▸ **Task goal**
Scan the listing for the word "icon" and report every line that contains it.

▸ **Task data**
▼▼▼

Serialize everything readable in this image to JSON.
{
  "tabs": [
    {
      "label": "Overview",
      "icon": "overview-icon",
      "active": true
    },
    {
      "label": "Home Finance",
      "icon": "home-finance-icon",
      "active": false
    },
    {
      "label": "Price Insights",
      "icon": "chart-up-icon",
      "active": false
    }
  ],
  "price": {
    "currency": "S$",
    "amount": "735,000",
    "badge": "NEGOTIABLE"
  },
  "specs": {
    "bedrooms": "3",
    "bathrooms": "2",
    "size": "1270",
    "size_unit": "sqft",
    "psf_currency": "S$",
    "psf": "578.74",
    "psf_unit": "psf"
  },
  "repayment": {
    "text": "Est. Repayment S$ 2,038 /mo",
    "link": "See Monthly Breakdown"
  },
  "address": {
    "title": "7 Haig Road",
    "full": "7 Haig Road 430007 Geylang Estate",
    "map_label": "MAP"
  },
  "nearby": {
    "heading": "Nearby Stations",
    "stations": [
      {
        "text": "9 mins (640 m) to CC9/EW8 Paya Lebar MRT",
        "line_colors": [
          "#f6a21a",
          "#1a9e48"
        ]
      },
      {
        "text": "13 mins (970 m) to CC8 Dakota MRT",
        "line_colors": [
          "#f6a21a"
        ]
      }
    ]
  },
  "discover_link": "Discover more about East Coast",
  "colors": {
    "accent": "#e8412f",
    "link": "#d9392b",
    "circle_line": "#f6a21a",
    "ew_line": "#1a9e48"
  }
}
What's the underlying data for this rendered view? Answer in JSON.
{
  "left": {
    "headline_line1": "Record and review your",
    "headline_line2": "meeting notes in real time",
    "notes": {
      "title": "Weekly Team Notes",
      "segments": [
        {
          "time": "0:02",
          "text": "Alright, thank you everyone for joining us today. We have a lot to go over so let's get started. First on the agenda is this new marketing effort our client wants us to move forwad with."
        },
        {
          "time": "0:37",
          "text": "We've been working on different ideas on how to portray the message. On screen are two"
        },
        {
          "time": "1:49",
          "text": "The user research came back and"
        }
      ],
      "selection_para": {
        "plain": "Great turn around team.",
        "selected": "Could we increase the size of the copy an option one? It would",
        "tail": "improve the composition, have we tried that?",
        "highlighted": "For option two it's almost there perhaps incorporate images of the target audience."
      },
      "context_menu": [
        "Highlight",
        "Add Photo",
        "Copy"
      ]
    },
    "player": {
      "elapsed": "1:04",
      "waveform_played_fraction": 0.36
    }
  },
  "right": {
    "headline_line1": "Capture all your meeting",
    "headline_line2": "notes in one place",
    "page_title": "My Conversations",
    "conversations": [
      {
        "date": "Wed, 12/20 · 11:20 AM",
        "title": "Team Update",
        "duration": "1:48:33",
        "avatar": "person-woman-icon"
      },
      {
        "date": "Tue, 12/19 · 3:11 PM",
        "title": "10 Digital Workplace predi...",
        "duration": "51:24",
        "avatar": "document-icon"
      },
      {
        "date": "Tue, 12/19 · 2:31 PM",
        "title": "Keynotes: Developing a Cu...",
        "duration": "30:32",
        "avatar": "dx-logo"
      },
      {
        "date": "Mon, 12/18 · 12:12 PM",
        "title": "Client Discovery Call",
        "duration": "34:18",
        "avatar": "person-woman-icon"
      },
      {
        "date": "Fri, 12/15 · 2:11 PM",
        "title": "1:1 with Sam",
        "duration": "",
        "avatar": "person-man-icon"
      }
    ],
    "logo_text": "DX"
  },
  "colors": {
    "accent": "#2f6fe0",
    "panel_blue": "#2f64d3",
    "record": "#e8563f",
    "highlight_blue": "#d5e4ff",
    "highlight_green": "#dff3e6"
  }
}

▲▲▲

▸ **Result of this task**
      "icon": "overview-icon",
      "icon": "home-finance-icon",
      "icon": "chart-up-icon",
        "avatar": "person-woman-icon"
        "avatar": "document-icon"
        "avatar": "person-woman-icon"
        "avatar": "person-man-icon"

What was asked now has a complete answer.